James Stewart, former Victoria Public Library director, appreciated how accessible Lee made himself to his department heads without micromanaging them.
"He didn't have a palace guard that filtered things to him," Stewart said. "He was very quick to understand a project, and he was quick to give you an answer on it as well."
Stewart said that attitude helped him and his staff apply for a $91,000 grant to create the first automated circulation system with Victoria College and the University of Houston-Victoria.
That's why books are checked out with a scanning wand now and residents are alerted their books are due back soon, Stewart said.
"You probably can't even imagine what it was like before then," Stewart said, chuckling. "You had no ideas where your books were, and it was pretty labor intensive."
Lee's wife, Lucy, said he took some work home with him. She remembered how residents would call their house because someone hadn't collected their garbage that day.
"And he would go and pick it up. That was just the kind of stuff he did," Lucy Lee said.
She said the pair spent their retirement traveling across the U.S., Canada and Mexico in an RV but only for two weeks. She said that's because it wasn't long before he missed the Crossroads.

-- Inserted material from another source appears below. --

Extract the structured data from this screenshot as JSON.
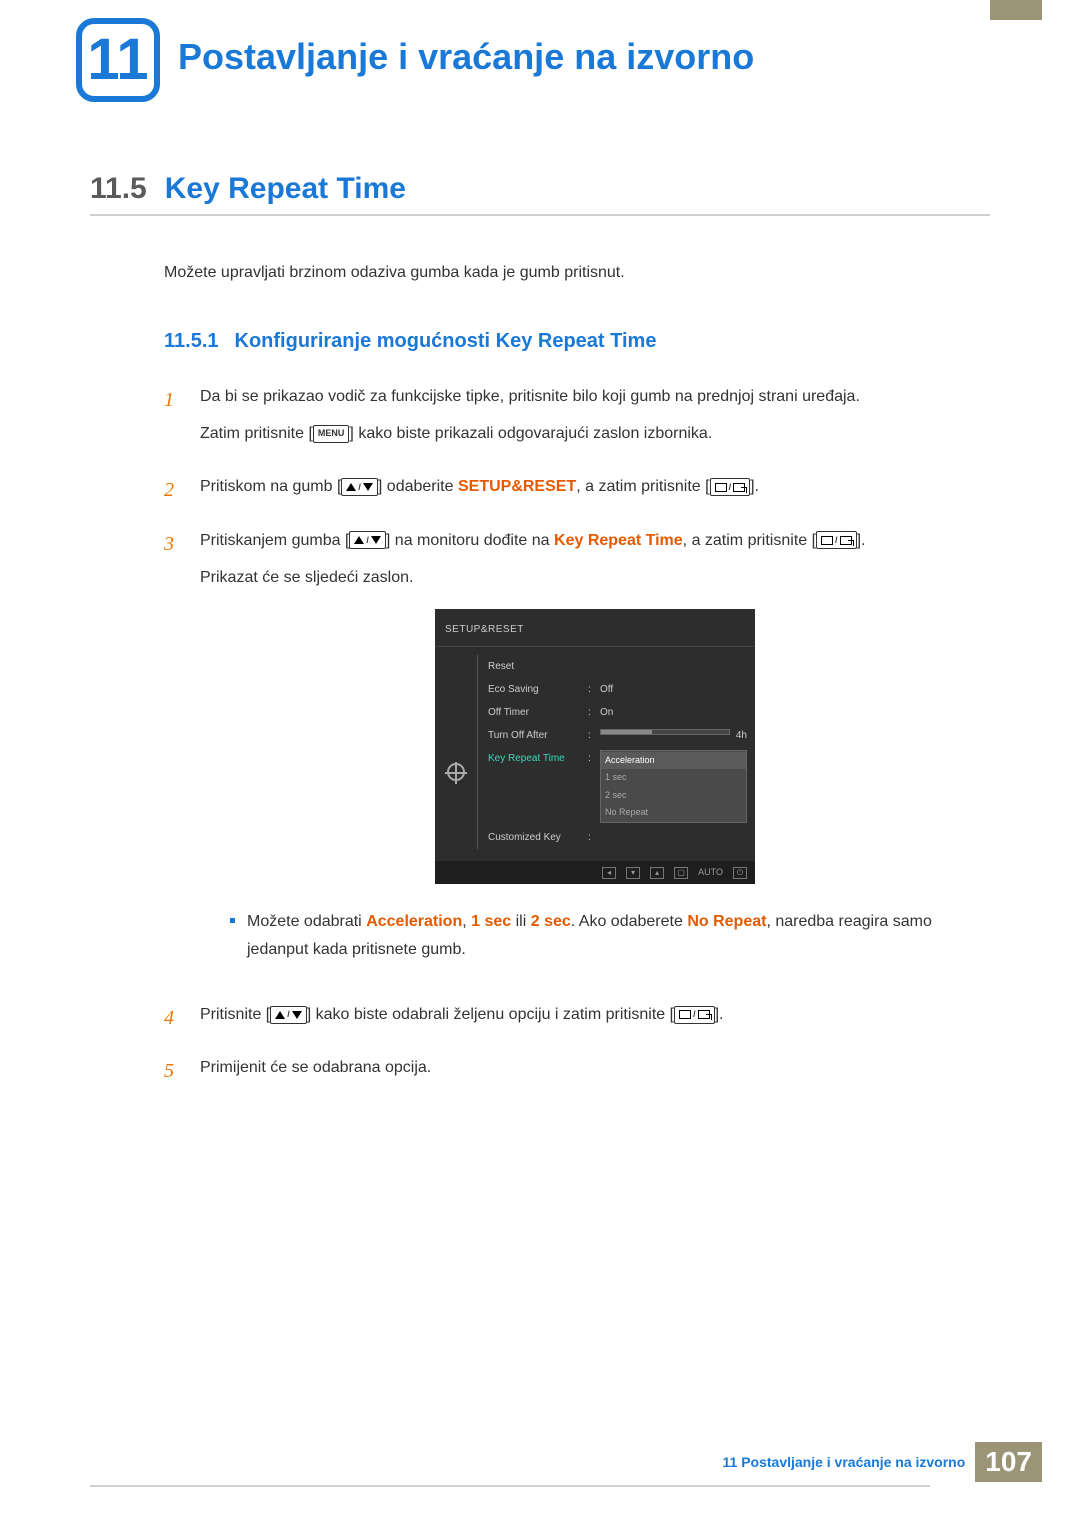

Thumbing through family scrapbooks and collecting plaques hung on the walls, she said his first concern was always for other people.

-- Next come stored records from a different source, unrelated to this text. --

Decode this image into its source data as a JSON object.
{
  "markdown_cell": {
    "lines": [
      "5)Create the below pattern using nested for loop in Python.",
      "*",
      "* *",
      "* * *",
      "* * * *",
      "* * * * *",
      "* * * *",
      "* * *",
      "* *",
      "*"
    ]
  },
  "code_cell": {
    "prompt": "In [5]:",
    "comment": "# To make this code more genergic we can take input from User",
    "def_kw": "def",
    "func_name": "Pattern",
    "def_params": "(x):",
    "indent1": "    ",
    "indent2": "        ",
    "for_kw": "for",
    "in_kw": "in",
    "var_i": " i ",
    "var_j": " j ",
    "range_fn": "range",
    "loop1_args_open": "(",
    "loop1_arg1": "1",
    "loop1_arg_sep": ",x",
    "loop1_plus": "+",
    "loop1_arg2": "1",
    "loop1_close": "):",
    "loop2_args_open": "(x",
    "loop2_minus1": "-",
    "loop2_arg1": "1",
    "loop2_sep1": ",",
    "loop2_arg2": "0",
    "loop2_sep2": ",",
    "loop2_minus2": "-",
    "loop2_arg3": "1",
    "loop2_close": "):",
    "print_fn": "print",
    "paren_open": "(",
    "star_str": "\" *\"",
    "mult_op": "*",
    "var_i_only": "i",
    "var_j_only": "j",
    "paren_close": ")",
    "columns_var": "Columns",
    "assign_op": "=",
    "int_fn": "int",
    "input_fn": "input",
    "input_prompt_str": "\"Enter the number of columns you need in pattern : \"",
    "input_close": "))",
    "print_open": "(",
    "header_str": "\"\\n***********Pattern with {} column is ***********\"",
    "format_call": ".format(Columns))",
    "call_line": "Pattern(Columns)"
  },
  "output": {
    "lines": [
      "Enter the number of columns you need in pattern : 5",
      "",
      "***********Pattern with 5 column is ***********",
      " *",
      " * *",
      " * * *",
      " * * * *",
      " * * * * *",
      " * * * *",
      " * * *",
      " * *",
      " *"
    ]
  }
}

She said she'll miss her partner, whom she's done everything with for the past 48 years.
"We never spent a night away from each other," Lucy Lee said of how the two would use each other sort of as a soundboard to work out the day's problems. "We'd get up at 3 o'clock in the morning and eat sardines. ... And I'd just listen. That's what he wanted."
Former mayor Kemper Williams Jr. said a lot of the facilities, such as City Hall, the county courthouse and fire stations standing today were built under Lee's direction.
"He was a good man who served this community very well, and I will always be happy to have worked with him," Williams said.
"We're all going to miss him," Lucy Lee added.